* ACTIVITY
Pick out each line of the records in which the word "this" appears.

* EXERCISE MATERIALS
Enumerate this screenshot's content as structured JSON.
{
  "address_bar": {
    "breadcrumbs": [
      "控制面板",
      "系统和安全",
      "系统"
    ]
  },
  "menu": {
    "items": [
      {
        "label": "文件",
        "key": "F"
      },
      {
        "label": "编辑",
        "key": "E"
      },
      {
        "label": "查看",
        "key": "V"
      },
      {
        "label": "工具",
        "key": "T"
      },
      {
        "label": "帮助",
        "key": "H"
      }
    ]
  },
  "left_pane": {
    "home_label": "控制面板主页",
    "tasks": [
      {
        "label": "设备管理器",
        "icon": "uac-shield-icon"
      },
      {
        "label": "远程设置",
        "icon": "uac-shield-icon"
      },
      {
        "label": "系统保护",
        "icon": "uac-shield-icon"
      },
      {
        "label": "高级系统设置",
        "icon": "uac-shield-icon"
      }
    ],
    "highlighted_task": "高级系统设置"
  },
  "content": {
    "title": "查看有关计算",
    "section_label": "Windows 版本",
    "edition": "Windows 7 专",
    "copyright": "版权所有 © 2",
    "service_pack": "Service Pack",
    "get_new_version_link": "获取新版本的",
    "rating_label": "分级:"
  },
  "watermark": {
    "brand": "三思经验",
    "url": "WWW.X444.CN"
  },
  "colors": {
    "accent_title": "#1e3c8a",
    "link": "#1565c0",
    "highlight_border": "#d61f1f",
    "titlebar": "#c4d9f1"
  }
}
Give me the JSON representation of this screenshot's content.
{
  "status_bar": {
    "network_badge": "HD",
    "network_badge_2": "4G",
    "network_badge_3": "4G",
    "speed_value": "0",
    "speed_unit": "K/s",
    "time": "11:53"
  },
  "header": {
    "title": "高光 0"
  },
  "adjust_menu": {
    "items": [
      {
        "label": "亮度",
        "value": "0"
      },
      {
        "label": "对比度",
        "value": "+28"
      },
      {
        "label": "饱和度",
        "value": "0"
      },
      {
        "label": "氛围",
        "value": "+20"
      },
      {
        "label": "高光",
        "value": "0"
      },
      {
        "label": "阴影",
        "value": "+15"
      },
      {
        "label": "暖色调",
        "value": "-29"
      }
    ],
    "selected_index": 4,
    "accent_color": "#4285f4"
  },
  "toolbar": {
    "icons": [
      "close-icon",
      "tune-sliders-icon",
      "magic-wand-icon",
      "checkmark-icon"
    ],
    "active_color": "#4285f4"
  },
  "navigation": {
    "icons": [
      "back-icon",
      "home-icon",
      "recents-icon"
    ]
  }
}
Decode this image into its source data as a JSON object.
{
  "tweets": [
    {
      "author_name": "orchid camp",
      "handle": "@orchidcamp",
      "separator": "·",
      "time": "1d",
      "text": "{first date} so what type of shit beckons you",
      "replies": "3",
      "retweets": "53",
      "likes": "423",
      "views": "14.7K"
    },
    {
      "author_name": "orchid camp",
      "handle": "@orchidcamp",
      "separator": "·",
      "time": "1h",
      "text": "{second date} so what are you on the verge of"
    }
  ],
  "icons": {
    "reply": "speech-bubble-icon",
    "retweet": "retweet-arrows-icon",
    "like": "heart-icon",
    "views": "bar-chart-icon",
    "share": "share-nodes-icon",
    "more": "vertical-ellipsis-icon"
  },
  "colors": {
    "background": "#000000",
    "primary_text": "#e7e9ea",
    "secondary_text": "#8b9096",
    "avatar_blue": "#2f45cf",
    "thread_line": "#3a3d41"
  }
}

* COMPLETED EXERCISE
Enumerate this screenshot's content as structured JSON.
Give me the JSON representation of this screenshot's content.
Decode this image into its source data as a JSON object.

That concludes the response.